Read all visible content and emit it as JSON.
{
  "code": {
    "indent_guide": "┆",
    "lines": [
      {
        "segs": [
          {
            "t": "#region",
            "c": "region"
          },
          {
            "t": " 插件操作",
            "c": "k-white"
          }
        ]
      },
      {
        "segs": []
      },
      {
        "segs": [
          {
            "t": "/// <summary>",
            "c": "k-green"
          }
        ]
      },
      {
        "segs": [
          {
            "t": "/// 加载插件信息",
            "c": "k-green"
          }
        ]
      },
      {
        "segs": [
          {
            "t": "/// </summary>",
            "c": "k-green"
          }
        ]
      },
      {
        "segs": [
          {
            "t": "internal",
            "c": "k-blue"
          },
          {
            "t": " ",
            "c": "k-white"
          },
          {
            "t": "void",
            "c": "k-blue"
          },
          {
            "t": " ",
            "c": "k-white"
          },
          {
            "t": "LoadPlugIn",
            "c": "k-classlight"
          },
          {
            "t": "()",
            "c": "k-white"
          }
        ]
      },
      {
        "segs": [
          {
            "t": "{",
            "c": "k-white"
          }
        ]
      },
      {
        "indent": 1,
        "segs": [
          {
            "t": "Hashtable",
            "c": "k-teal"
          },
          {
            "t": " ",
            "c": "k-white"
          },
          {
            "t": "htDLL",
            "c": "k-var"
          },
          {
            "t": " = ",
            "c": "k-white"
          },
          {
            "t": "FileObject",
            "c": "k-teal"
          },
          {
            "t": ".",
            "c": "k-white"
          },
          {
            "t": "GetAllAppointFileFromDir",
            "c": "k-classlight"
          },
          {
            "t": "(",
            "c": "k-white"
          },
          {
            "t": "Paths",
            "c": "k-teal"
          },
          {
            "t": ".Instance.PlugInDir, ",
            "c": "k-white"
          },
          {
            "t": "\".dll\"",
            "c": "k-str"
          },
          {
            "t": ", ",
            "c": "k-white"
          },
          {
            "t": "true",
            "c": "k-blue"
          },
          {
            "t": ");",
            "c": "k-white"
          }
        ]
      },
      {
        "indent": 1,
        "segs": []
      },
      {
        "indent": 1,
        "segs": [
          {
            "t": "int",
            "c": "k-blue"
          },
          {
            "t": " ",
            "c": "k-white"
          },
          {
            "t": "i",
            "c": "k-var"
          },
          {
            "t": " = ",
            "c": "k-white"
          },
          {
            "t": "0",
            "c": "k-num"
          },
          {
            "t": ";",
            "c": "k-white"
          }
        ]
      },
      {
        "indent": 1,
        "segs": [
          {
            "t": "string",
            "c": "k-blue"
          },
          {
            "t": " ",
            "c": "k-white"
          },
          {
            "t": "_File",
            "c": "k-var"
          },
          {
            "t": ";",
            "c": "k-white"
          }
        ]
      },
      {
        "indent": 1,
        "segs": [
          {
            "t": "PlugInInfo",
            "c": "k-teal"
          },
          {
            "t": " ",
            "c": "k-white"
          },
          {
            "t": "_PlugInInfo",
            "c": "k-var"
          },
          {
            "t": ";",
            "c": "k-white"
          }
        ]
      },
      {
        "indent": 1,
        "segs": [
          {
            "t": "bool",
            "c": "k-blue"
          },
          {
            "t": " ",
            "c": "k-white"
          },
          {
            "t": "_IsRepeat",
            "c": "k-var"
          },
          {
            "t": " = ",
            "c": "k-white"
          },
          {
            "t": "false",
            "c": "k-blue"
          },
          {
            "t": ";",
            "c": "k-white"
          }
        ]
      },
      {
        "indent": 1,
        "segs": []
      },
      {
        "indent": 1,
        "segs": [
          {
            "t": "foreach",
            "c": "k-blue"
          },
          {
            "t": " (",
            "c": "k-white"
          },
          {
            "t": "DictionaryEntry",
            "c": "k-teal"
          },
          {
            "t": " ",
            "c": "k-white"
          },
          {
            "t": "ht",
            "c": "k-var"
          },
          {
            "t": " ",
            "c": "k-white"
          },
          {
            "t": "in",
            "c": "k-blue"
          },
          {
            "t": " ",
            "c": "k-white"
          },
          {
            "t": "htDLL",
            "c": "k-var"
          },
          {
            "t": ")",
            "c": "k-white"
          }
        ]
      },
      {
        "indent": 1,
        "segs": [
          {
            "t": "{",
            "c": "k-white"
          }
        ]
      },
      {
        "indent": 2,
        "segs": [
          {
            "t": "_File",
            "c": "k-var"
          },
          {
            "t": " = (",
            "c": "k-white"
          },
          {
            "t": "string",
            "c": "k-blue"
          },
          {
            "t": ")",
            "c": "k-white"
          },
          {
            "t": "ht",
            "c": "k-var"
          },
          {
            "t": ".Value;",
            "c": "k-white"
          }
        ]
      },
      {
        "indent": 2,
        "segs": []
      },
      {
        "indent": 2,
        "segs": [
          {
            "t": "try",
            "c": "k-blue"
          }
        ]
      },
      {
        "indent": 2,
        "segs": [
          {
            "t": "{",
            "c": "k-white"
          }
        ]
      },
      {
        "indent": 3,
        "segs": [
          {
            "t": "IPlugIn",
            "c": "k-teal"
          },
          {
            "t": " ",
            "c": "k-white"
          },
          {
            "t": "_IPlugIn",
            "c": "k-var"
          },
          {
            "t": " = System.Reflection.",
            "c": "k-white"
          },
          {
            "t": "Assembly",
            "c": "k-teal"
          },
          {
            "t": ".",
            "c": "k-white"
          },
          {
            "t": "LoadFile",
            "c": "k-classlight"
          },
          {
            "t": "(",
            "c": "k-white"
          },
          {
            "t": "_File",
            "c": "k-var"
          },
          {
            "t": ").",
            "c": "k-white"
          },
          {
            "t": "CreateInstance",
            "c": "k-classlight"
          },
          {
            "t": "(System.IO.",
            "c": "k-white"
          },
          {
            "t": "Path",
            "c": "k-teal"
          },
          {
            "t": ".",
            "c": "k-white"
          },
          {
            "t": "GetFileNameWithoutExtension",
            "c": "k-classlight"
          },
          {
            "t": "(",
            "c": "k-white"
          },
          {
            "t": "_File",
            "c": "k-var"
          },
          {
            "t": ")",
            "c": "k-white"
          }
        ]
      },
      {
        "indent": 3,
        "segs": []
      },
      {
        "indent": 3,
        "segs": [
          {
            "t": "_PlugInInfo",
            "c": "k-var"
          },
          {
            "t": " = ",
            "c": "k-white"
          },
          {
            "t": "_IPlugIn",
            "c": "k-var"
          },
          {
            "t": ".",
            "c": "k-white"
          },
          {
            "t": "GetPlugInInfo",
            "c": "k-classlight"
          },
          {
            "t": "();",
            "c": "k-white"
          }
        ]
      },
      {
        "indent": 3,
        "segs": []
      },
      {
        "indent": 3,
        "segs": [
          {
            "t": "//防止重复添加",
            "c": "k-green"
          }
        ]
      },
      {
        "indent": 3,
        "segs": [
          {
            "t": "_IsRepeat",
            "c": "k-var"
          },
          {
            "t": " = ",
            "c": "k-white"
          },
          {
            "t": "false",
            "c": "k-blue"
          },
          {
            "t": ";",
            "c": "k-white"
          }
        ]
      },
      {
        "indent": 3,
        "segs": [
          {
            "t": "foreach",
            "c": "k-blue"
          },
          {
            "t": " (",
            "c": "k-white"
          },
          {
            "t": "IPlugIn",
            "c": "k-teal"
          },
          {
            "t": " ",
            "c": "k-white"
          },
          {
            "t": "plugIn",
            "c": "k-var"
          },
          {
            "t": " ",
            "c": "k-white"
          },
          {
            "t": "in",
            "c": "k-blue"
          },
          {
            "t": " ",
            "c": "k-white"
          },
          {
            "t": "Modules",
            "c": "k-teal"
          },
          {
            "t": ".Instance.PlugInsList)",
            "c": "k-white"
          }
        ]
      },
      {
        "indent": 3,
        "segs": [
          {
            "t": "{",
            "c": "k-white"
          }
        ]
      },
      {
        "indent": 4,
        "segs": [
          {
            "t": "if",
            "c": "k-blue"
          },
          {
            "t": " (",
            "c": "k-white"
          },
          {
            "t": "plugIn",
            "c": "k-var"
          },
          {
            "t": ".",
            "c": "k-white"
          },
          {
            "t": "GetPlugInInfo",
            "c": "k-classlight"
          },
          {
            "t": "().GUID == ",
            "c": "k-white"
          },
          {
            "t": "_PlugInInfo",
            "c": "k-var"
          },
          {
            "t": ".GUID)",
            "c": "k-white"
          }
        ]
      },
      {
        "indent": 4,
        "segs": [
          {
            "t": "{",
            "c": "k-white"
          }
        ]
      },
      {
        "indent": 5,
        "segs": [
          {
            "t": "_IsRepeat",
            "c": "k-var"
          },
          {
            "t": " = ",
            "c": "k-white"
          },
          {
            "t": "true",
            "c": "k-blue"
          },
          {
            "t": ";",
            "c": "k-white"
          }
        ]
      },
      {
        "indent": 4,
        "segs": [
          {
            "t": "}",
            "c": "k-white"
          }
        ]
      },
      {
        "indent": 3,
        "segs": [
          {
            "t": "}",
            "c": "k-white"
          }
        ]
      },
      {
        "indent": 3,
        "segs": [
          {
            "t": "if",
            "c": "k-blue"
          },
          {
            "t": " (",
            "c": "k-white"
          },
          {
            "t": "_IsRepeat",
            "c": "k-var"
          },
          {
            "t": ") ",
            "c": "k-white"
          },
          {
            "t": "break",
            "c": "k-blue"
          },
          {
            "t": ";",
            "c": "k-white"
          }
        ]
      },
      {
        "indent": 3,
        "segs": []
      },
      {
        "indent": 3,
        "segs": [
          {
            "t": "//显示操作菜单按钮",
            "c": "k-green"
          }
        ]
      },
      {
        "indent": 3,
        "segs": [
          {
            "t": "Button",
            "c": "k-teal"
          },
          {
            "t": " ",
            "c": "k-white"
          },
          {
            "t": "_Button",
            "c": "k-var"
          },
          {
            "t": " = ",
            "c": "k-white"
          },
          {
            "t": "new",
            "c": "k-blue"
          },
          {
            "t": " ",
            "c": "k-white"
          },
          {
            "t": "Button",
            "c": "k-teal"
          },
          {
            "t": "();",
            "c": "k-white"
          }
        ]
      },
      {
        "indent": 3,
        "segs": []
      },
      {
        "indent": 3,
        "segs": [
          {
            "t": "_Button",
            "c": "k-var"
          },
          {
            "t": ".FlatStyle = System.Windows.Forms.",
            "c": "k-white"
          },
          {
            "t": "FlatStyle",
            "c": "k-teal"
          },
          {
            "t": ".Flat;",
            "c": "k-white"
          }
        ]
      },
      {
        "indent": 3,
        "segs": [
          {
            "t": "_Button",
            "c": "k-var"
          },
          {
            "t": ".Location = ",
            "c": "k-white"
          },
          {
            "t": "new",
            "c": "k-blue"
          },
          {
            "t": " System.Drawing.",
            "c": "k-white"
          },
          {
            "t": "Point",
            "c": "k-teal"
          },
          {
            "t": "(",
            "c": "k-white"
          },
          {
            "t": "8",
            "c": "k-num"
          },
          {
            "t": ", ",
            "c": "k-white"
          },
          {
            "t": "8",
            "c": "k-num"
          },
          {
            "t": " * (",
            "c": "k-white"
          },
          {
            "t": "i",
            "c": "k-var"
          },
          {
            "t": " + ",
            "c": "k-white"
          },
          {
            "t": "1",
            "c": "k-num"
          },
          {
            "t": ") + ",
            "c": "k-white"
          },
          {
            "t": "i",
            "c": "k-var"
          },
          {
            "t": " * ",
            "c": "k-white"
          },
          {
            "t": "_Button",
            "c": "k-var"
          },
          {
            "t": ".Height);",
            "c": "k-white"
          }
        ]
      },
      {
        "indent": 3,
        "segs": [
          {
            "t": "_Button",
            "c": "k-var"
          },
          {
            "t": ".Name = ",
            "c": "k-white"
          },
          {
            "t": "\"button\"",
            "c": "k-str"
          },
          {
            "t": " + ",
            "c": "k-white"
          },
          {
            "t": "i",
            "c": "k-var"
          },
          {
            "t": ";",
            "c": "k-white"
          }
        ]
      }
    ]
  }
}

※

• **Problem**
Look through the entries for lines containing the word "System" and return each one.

• **Output**
            "t": " = System.Reflection.",
            "t": "(System.IO.",
            "t": ".FlatStyle = System.Windows.Forms.",
            "t": " System.Drawing.",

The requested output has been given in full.